Sadly, some young people have fallen into another sort of dishonesty. They have pursued relationships using the Internet and have hidden the fact from their parents. For example, the parents of a teenage son were startled one day when a young woman who did not share the family’s Christian beliefs arrived unexpectedly at their home after traveling over 1,000 miles [1,500 km]. Their son had been dating her on-line for six months, but they knew nothing about her existence until that moment!
"How could this happen?" the parents asked. They thought, ‘Our son could not possibly have fallen for someone whom he had never met in person.’ In fact, their son had been deceiving them—in effect, hiding what he really was. Would you not agree that such deceptions are a poor foundation for a courtship?
Internet dating may present other dangers. In some cases, an on-line friend can become more real than the people whom you see each day. Family, friends, and responsibilities become secondary. A young woman named Monika, in Austria, says: "I started to neglect important relationships because I spent much time on the computer with people I met on-line." Troubled by this insight, she decided to quit using the Internet that way.
Of course, many are able to make balanced use of the Internet. Communication by E-mail can be a very helpful way to stay in touch with friends and loved ones. Surely you would agree, though, that nothing is quite the same as face-to-face contact. If you are "past the bloom of youth"—the time when sexual desires are at their peak—and are interested in marriage, you are facing one of the most important choices you will make in your life. (1 Corinthians 7:36) By all means, make a responsible decision.

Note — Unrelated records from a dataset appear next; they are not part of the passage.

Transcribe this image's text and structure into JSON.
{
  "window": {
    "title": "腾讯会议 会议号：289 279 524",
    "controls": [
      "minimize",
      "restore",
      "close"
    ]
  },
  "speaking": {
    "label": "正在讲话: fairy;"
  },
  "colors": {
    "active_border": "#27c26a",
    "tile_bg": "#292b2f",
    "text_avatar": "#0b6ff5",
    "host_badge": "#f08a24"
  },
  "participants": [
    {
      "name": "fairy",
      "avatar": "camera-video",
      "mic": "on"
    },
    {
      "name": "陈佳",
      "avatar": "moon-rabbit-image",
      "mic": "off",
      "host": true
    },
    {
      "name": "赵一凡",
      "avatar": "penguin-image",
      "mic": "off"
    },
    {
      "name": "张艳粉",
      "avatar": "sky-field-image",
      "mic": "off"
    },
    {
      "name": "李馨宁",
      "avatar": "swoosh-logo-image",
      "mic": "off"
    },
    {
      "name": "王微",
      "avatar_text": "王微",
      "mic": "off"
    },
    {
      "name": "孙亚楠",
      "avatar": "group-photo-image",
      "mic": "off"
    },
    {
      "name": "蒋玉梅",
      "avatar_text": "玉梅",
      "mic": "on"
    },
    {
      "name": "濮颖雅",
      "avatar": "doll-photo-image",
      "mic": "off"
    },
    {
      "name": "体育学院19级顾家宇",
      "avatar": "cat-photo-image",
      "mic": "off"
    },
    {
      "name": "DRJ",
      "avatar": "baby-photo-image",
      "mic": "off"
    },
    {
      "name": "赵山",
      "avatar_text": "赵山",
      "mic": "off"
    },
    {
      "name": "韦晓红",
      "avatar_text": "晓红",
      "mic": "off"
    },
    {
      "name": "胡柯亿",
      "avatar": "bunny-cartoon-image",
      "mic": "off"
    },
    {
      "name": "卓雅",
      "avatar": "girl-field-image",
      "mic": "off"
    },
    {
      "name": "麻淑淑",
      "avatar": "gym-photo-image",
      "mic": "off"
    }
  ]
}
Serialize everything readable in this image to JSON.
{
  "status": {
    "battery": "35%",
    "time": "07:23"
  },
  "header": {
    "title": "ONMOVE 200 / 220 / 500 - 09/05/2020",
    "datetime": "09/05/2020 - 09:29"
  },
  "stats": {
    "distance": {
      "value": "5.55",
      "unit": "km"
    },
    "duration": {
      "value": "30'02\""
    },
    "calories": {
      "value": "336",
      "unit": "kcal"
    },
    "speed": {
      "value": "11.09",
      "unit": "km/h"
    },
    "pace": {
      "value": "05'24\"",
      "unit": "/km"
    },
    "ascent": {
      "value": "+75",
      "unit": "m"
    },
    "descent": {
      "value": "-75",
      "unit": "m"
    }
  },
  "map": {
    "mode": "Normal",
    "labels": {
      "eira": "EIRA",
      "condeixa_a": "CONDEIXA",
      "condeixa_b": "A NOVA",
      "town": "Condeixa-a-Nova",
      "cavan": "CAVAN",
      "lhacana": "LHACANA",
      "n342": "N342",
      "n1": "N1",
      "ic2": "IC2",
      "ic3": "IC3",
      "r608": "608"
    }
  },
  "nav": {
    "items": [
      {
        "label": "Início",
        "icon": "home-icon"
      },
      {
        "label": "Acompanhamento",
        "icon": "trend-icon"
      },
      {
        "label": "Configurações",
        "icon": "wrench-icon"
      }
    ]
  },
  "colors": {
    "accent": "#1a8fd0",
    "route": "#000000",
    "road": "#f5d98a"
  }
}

The Bible advises: "Anyone inexperienced puts faith in every word, but the shrewd one considers his steps." (Proverbs 14:15) Rather than believing all that is written to you by someone you have never met, consider your steps carefully. It is far wiser to initiate meeting and making friends in person. Find out if you are truly compatible, especially when it comes to your spiritual goals and values. Such a courtship can lead to a truly happy marriage.
Some of the names have been changed.
See the article "Young People Ask . . . ‘Should I Try Internet Dating?’" in the April 22, 2005, issue of
Do you really know who is typing messages on the Internet?
When it comes to courtship, there is no substitute for meeting face-to-face